(Work instructions)
Return every line of the listing that includes the string "Information".

(Listed records)
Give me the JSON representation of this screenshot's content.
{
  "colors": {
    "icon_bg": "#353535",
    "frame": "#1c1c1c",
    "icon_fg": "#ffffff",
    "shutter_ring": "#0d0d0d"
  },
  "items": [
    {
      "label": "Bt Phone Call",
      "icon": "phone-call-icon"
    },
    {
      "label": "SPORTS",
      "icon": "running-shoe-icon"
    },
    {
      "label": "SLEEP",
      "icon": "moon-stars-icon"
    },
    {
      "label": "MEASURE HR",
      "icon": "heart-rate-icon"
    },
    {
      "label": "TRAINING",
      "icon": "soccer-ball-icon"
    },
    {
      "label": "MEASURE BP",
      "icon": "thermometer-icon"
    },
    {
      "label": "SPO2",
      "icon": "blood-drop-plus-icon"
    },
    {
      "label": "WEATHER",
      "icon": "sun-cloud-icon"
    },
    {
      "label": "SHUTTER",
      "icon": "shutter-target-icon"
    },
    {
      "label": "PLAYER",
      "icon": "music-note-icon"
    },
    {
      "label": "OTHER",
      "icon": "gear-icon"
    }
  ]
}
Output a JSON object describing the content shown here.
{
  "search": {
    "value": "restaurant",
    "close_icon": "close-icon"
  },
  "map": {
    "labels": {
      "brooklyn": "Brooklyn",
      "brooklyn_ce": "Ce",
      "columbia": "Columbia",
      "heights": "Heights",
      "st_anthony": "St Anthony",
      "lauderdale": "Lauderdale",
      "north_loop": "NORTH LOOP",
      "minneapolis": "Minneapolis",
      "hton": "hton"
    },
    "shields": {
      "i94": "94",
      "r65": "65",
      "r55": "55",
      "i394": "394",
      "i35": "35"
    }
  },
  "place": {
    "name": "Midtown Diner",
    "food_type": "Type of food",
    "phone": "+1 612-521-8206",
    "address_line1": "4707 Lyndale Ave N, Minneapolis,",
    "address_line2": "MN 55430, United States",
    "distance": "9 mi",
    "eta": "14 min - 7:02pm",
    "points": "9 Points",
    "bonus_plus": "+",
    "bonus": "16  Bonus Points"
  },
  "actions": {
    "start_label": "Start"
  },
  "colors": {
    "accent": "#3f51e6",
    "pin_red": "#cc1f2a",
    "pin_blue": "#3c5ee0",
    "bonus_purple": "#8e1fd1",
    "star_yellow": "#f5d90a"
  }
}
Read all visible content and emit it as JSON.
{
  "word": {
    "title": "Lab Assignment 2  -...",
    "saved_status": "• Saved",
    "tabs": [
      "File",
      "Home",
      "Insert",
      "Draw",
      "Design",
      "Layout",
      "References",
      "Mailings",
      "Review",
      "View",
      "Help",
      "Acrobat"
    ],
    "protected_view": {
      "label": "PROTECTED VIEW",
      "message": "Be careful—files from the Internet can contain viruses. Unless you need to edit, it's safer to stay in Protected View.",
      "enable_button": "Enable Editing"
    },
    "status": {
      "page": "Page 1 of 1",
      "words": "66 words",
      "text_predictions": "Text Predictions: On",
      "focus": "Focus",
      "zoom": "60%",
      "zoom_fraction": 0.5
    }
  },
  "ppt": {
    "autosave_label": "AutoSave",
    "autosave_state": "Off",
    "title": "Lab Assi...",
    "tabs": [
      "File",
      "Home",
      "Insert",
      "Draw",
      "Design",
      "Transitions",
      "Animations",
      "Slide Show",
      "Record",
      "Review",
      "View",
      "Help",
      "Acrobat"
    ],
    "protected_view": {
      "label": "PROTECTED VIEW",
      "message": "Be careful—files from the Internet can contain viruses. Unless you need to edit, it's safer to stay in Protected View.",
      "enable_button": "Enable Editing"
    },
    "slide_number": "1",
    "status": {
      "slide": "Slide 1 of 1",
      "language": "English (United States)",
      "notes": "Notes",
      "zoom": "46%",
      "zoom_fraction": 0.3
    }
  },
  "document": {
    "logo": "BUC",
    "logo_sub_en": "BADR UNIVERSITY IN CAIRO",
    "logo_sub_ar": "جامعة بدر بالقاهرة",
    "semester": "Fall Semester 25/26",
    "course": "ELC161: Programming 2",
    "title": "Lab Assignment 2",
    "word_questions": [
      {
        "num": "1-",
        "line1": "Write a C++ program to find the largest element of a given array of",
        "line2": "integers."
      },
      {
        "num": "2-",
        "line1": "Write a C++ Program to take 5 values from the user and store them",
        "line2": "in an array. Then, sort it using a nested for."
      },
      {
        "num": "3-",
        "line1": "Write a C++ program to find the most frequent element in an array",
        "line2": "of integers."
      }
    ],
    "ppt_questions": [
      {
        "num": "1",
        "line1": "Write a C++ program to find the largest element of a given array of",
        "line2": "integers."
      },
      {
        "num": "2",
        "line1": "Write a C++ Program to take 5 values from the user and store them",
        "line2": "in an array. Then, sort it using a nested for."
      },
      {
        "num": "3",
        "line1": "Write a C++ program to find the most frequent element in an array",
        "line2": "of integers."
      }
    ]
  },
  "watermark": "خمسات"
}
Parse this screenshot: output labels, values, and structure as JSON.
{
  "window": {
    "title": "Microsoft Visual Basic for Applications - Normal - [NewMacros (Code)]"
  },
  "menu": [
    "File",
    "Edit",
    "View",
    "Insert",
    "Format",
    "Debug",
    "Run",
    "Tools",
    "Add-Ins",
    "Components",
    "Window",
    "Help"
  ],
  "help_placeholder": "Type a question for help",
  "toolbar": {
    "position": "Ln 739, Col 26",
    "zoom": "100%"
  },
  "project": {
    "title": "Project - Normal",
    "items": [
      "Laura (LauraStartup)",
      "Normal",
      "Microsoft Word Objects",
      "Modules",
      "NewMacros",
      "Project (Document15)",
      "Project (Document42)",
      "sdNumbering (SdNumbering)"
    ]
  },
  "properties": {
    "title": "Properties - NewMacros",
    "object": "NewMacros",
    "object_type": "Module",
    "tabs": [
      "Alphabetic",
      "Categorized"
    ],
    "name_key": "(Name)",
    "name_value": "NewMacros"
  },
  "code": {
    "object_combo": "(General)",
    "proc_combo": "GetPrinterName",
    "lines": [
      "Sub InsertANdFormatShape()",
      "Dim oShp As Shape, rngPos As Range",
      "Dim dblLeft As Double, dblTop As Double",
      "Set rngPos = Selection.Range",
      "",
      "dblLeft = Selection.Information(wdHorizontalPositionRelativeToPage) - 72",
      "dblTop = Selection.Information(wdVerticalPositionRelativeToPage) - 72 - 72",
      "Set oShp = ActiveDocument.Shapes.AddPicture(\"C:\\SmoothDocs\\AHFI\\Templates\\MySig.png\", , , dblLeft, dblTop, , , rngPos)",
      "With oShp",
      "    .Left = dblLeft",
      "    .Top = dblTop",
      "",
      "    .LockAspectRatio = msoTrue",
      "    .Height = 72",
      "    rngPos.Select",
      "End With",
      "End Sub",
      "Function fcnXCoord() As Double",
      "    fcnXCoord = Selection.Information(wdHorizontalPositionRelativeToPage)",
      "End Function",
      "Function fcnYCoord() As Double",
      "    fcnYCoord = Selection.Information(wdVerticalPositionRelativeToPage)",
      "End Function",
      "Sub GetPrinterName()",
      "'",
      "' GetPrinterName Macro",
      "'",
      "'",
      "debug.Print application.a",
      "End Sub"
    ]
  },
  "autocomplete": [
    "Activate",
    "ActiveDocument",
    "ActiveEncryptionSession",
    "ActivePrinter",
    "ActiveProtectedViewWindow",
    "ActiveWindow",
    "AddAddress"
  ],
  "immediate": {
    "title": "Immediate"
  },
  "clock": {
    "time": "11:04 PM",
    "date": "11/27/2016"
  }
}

(Response to the exercise)
      "dblLeft = Selection.Information(wdHorizontalPositionRelativeToPage) - 72",
      "dblTop = Selection.Information(wdVerticalPositionRelativeToPage) - 72 - 72",
      "    fcnXCoord = Selection.Information(wdHorizontalPositionRelativeToPage)",
      "    fcnYCoord = Selection.Information(wdVerticalPositionRelativeToPage)",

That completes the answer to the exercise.